▶ [DATA]
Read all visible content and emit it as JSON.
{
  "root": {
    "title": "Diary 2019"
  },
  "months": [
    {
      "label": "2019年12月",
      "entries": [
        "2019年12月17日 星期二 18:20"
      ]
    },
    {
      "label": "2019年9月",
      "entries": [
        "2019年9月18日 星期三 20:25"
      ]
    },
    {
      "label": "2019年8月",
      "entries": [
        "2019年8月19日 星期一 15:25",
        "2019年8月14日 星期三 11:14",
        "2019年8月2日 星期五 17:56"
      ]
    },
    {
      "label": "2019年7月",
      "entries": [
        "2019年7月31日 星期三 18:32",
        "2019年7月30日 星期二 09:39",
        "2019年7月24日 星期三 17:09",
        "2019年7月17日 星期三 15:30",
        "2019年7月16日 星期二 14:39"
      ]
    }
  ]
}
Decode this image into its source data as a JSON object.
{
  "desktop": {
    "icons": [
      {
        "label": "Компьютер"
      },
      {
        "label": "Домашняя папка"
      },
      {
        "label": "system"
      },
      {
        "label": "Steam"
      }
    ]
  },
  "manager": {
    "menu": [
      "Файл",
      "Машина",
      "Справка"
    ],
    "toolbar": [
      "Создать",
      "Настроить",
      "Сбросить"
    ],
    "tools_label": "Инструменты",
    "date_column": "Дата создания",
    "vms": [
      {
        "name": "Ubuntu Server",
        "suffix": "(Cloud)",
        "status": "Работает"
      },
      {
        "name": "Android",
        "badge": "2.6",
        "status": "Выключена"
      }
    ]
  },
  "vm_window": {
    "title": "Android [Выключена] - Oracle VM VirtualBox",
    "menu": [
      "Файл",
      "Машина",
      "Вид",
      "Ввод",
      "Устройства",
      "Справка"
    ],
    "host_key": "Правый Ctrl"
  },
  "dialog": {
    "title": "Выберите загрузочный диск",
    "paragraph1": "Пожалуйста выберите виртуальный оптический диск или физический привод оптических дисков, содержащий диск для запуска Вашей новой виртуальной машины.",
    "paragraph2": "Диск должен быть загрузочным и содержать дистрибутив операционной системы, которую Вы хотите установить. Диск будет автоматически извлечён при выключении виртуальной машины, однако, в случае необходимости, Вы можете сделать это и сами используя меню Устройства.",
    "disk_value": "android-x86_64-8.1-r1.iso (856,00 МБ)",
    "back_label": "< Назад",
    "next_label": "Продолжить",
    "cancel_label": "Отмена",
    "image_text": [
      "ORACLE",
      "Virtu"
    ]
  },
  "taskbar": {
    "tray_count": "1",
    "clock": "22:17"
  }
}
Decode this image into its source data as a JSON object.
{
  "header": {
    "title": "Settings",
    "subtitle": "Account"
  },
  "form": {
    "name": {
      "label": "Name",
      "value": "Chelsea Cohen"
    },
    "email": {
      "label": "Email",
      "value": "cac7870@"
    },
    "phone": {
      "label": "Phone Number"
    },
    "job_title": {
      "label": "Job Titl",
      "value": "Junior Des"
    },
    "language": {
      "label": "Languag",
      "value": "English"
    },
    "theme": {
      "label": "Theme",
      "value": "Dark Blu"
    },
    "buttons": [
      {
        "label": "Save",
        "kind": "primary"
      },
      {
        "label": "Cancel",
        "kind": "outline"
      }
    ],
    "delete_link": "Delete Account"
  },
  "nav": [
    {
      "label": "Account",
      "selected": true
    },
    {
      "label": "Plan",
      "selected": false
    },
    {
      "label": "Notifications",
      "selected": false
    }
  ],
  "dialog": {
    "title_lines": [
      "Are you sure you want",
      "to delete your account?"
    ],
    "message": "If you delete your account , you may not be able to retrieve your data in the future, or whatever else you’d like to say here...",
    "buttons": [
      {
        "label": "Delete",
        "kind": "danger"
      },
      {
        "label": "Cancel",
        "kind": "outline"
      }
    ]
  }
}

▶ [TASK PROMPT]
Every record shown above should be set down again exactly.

▶ [SOLUTION BELOW]
Read all visible content and emit it as JSON.
{
  "root": {
    "title": "Diary 2019"
  },
  "months": [
    {
      "label": "2019年12月",
      "entries": [
        "2019年12月17日 星期二 18:20"
      ]
    },
    {
      "label": "2019年9月",
      "entries": [
        "2019年9月18日 星期三 20:25"
      ]
    },
    {
      "label": "2019年8月",
      "entries": [
        "2019年8月19日 星期一 15:25",
        "2019年8月14日 星期三 11:14",
        "2019年8月2日 星期五 17:56"
      ]
    },
    {
      "label": "2019年7月",
      "entries": [
        "2019年7月31日 星期三 18:32",
        "2019年7月30日 星期二 09:39",
        "2019年7月24日 星期三 17:09",
        "2019年7月17日 星期三 15:30",
        "2019年7月16日 星期二 14:39"
      ]
    }
  ]
}
Decode this image into its source data as a JSON object.
{
  "desktop": {
    "icons": [
      {
        "label": "Компьютер"
      },
      {
        "label": "Домашняя папка"
      },
      {
        "label": "system"
      },
      {
        "label": "Steam"
      }
    ]
  },
  "manager": {
    "menu": [
      "Файл",
      "Машина",
      "Справка"
    ],
    "toolbar": [
      "Создать",
      "Настроить",
      "Сбросить"
    ],
    "tools_label": "Инструменты",
    "date_column": "Дата создания",
    "vms": [
      {
        "name": "Ubuntu Server",
        "suffix": "(Cloud)",
        "status": "Работает"
      },
      {
        "name": "Android",
        "badge": "2.6",
        "status": "Выключена"
      }
    ]
  },
  "vm_window": {
    "title": "Android [Выключена] - Oracle VM VirtualBox",
    "menu": [
      "Файл",
      "Машина",
      "Вид",
      "Ввод",
      "Устройства",
      "Справка"
    ],
    "host_key": "Правый Ctrl"
  },
  "dialog": {
    "title": "Выберите загрузочный диск",
    "paragraph1": "Пожалуйста выберите виртуальный оптический диск или физический привод оптических дисков, содержащий диск для запуска Вашей новой виртуальной машины.",
    "paragraph2": "Диск должен быть загрузочным и содержать дистрибутив операционной системы, которую Вы хотите установить. Диск будет автоматически извлечён при выключении виртуальной машины, однако, в случае необходимости, Вы можете сделать это и сами используя меню Устройства.",
    "disk_value": "android-x86_64-8.1-r1.iso (856,00 МБ)",
    "back_label": "< Назад",
    "next_label": "Продолжить",
    "cancel_label": "Отмена",
    "image_text": [
      "ORACLE",
      "Virtu"
    ]
  },
  "taskbar": {
    "tray_count": "1",
    "clock": "22:17"
  }
}
Decode this image into its source data as a JSON object.
{
  "header": {
    "title": "Settings",
    "subtitle": "Account"
  },
  "form": {
    "name": {
      "label": "Name",
      "value": "Chelsea Cohen"
    },
    "email": {
      "label": "Email",
      "value": "cac7870@"
    },
    "phone": {
      "label": "Phone Number"
    },
    "job_title": {
      "label": "Job Titl",
      "value": "Junior Des"
    },
    "language": {
      "label": "Languag",
      "value": "English"
    },
    "theme": {
      "label": "Theme",
      "value": "Dark Blu"
    },
    "buttons": [
      {
        "label": "Save",
        "kind": "primary"
      },
      {
        "label": "Cancel",
        "kind": "outline"
      }
    ],
    "delete_link": "Delete Account"
  },
  "nav": [
    {
      "label": "Account",
      "selected": true
    },
    {
      "label": "Plan",
      "selected": false
    },
    {
      "label": "Notifications",
      "selected": false
    }
  ],
  "dialog": {
    "title_lines": [
      "Are you sure you want",
      "to delete your account?"
    ],
    "message": "If you delete your account , you may not be able to retrieve your data in the future, or whatever else you’d like to say here...",
    "buttons": [
      {
        "label": "Delete",
        "kind": "danger"
      },
      {
        "label": "Cancel",
        "kind": "outline"
      }
    ]
  }
}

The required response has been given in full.